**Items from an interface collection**
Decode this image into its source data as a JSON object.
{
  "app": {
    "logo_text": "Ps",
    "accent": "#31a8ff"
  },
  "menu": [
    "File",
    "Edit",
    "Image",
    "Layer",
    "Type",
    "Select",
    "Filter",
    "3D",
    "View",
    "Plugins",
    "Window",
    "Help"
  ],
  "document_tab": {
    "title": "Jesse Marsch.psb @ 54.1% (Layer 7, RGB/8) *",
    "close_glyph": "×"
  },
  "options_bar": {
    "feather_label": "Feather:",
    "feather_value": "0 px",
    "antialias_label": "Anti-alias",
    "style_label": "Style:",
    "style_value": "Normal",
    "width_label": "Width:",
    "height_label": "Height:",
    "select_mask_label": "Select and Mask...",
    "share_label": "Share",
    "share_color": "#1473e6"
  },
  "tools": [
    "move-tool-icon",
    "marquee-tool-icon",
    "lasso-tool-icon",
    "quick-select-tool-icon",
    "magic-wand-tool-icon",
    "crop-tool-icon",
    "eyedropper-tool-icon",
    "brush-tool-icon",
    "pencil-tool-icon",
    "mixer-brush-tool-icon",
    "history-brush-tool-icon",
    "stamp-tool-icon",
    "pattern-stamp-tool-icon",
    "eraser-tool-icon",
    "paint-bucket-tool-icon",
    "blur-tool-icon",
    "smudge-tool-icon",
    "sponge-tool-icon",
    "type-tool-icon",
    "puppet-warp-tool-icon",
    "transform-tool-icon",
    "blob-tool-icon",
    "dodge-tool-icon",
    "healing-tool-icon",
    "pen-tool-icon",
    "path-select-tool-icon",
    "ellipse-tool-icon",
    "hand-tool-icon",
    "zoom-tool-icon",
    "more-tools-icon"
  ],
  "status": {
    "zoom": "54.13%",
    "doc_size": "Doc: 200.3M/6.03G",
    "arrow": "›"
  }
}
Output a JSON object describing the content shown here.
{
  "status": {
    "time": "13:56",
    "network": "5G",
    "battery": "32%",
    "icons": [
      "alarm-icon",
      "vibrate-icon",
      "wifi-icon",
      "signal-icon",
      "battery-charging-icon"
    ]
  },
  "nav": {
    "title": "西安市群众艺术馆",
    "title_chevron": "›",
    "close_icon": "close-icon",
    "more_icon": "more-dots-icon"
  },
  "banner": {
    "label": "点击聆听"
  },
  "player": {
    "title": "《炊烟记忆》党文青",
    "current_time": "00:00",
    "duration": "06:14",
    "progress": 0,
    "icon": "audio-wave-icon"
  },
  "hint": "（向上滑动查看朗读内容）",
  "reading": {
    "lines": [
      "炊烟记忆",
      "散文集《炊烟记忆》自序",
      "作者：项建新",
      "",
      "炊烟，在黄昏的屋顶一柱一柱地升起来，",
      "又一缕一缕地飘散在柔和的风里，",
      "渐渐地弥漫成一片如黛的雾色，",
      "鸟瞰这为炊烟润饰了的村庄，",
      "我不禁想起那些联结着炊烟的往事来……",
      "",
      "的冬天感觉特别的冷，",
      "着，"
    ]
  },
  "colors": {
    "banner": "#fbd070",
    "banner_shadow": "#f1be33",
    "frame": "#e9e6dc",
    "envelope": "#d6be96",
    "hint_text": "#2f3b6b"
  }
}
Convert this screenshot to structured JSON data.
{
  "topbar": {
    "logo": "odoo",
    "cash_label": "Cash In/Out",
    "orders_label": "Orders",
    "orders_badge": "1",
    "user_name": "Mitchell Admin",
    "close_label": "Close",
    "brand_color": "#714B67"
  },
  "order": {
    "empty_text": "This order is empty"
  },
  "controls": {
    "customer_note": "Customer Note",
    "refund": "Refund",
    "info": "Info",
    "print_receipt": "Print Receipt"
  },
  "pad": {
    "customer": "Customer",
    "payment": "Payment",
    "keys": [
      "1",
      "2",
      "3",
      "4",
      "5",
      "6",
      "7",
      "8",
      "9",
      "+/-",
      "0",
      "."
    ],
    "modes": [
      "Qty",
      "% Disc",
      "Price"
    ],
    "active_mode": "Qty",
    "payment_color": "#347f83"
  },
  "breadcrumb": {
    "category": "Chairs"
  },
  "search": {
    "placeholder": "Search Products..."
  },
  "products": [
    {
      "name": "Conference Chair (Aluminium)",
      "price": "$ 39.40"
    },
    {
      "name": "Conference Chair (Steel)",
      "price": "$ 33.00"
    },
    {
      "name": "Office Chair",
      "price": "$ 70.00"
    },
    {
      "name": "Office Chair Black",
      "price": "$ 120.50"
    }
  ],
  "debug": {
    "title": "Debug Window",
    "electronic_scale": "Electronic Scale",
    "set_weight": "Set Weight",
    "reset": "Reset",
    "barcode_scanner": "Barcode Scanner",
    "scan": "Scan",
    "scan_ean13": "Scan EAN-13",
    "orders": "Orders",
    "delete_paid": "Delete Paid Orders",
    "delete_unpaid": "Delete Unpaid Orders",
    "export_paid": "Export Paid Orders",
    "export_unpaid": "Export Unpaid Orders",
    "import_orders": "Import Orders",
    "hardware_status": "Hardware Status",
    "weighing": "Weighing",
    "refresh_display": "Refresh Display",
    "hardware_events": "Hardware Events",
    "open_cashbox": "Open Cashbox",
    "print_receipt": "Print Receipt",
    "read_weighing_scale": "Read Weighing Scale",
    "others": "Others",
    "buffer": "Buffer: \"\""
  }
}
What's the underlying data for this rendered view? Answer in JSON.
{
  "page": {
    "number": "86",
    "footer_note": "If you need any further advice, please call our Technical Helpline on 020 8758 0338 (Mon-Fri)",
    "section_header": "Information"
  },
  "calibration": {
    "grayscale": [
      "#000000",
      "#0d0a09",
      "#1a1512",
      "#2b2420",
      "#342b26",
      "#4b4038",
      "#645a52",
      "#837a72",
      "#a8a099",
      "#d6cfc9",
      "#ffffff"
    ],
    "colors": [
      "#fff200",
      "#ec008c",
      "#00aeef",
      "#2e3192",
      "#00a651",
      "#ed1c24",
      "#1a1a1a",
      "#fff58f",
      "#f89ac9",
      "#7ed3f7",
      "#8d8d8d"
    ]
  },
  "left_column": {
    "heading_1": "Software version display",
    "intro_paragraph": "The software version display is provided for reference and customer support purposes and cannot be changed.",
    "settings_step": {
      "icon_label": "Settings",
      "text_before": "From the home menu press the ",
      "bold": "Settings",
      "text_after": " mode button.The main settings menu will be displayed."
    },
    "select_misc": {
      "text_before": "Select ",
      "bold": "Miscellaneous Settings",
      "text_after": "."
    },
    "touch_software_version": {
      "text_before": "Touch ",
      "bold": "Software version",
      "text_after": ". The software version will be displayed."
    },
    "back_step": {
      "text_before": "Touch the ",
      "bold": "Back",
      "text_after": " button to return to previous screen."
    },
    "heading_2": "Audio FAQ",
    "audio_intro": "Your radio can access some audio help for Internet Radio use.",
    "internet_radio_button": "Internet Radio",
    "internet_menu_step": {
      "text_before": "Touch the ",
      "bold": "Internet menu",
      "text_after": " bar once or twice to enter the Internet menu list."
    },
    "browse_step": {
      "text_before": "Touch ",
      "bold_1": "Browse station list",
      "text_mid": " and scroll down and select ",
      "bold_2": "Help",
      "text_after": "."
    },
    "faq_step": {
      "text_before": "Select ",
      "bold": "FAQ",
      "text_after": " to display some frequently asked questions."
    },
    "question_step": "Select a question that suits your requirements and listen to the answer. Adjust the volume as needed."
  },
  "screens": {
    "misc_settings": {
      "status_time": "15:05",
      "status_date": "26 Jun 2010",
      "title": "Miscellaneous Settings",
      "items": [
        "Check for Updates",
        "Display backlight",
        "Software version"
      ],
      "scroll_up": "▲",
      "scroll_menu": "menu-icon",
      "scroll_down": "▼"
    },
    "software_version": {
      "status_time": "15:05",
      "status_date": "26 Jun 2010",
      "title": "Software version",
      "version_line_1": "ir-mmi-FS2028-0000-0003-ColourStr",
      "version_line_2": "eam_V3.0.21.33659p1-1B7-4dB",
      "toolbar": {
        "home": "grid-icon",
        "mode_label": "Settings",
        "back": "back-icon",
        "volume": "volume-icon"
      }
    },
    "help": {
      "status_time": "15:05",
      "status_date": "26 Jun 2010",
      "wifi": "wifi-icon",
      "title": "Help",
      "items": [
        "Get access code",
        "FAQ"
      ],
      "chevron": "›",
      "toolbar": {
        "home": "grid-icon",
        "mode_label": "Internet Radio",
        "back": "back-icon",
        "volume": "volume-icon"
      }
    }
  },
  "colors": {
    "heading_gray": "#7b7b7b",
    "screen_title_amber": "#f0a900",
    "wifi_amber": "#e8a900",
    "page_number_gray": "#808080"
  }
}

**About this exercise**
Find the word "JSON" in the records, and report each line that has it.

**Completed task**
Decode this image into its source data as a JSON object.
Output a JSON object describing the content shown here.
Convert this screenshot to structured JSON data.
What's the underlying data for this rendered view? Answer in JSON.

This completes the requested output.